Yoram Bilu: See above.  Also, my tone has to do with my attempt to calibrate the not-so-compatible fields of psychology and anthropology, which are my combined disciplinary background.  Note, for example, that I use theoretical models from cognitive psychology, such as dissonance reduction or signal detection, as departure points in explaining how the absent Rebbe becomes present.  My critique of these theories in the book is not designed to supplant them but rather to supplement and enrich them by staying attuned to contextual noises which these theories usually discount.  Lastly, I consider myself a modernist at heart, still viewing anthropology as a scientific project (admittedly by stretching the definition of science) and thus necessarily as a comparative one.

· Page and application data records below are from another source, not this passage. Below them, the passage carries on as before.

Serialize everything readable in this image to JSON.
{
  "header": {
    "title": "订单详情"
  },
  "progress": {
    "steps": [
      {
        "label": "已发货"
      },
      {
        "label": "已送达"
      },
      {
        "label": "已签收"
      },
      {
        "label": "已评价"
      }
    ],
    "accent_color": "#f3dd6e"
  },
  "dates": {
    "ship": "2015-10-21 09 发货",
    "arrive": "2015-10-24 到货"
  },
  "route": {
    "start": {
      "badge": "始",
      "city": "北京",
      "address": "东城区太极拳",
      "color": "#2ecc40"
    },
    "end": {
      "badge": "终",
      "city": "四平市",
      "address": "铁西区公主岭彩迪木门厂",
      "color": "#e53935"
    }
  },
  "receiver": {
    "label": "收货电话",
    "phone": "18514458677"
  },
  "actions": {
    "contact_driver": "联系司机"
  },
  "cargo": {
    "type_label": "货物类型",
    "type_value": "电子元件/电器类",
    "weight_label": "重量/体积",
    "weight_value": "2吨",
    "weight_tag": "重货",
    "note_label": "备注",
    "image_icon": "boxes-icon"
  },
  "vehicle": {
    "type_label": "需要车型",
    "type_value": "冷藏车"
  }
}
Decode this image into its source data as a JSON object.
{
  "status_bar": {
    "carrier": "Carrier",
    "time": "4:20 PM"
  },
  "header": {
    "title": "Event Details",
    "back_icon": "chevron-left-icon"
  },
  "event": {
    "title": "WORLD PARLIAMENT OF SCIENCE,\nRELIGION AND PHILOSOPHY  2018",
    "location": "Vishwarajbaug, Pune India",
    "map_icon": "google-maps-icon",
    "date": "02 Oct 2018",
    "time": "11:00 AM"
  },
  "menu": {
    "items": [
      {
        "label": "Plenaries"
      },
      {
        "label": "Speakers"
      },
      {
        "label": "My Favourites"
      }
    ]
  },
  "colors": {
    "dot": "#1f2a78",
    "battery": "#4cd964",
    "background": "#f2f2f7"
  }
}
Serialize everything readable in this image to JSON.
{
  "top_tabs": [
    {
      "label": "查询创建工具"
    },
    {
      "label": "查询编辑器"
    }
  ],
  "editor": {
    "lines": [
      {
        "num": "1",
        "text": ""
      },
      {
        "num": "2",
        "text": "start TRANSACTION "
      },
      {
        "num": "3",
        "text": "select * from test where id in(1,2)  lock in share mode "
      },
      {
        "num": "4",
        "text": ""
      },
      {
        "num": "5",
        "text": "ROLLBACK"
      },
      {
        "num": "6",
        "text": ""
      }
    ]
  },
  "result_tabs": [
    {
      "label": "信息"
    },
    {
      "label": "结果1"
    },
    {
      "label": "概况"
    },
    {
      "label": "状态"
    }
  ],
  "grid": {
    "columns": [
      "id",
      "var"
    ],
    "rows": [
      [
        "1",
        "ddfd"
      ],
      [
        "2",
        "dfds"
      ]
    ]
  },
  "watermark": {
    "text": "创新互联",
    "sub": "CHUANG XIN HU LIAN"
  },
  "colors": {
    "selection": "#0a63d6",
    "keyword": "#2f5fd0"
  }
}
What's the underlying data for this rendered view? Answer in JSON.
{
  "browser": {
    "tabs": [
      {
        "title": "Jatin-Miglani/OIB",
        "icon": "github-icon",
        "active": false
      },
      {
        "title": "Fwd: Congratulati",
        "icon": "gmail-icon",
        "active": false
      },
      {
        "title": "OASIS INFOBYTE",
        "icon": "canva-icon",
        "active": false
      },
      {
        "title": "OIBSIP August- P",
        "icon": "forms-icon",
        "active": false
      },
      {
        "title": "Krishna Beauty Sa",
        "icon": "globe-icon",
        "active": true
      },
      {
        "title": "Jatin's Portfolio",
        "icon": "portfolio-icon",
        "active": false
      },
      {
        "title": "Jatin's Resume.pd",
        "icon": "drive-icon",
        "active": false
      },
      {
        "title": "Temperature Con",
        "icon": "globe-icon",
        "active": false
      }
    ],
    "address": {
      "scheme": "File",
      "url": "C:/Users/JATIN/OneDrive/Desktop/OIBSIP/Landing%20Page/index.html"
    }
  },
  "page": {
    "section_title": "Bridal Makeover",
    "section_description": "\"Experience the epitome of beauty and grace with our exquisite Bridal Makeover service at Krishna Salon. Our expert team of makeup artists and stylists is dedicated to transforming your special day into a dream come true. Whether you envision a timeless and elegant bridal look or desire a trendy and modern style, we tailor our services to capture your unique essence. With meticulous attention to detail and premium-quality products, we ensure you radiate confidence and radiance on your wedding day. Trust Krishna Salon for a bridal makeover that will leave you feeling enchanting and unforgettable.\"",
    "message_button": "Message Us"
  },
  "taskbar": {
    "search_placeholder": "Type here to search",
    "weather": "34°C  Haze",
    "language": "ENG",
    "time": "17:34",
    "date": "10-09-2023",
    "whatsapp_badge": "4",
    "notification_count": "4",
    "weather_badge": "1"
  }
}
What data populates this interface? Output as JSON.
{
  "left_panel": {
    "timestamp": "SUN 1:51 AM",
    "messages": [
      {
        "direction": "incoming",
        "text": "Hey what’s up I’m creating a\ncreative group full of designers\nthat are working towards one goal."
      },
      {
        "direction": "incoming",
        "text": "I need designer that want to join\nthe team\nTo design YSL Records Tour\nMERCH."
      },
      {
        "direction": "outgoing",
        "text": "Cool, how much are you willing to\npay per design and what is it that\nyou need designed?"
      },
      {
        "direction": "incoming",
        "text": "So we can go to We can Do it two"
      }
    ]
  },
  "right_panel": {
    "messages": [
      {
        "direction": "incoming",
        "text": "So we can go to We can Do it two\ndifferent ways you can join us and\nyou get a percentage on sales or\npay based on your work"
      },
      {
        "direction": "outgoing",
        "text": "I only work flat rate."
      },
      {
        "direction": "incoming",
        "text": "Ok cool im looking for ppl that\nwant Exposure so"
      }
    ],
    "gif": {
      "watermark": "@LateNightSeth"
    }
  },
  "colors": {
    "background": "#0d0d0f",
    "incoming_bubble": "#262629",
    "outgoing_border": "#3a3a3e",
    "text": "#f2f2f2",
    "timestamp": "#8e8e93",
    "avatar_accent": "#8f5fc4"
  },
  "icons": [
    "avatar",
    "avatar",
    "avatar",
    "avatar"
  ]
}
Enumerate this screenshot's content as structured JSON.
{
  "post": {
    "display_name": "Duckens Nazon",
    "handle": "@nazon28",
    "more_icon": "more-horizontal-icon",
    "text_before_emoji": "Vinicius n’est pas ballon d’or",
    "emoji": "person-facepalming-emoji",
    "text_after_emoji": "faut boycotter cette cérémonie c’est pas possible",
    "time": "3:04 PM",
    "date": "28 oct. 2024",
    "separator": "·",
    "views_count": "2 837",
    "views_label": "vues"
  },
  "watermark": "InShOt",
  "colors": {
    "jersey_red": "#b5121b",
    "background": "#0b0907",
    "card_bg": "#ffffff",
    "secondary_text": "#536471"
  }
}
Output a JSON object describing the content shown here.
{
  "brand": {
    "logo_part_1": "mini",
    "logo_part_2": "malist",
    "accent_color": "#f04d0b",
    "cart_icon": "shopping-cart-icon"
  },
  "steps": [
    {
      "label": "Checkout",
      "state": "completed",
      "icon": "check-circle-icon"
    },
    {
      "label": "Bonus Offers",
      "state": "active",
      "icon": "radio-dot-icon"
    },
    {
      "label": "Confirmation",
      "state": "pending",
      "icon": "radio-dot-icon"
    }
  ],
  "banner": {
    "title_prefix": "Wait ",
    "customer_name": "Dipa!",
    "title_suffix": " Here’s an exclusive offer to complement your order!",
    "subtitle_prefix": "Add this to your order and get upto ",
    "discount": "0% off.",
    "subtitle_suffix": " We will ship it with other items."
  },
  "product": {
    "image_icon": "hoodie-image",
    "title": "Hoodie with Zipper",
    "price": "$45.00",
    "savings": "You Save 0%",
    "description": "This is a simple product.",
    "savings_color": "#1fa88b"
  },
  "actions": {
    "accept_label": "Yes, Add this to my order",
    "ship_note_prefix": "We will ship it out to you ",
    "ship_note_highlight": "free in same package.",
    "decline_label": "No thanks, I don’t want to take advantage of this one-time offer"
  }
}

Yael Assor: A concept the book centrally engages is “virtual Rebbe.” You argue that “virtual” is not the opposite of “unreal,” but a different form of realness.  Can you expand on how you think this concept contributes to current discussions about “religious imagination,” a term broadly utilized to discuss non-physical dimensions of the cultural life (including subjective and intersubjective experience) of religious movements?

Yoram Bilu: Clinging to virtual worlds is in fact  at the heart of each and every religion.  The sustenance of the virtual Rebbe in messianic Chabad is in this sense just an illustration, albeit uncommon and extreme, of the horizons opened before 21st century believers in cultivating the religious imagination.  The rapid development of virtual realities through new technologies may bolster this imagination – as my book shows.  Does it mean that a contemporary believer enjoys an epistemological edge over a first century believer?   I am not so sure.  One could claim that human imagination – free floating, not bound by technology – could expand rather than curtail the religious horizons shaped by the new technologies.

Yael Assor: Throughout the book you offer a very nuanced analysis of how the Rebbe’s presence is maintained with the help of technological means and in correspondence with contemporary world events and global trends. All this made me wonder about the role of  American neoliberal ideology in informing this dynamic. I was thus curious about your take on this: do you see such connection between American neoliberalism and the Meshichists’ manner of making the Rebbe present? 

Yoram Bilu: Yes, I do see such a connection.  After all, Chabad was reshaped in the 1940s and 1950s in America, with its epicenter in NYC.  Its technological adeptness is but one expression of adopting aspects of the American ethos and style.  In a globalized world Chabad could be viewed as a very successful transnational firm. Note that Harold Blum called Chabad an American Religion.  There are some parallels, I think (with all due differences) between Chabad’s expansion and the growing popularity of Evangelical Chrisianity in various parts of the world – and these similarities are not unrelated to a capitalist, neoliberal theology.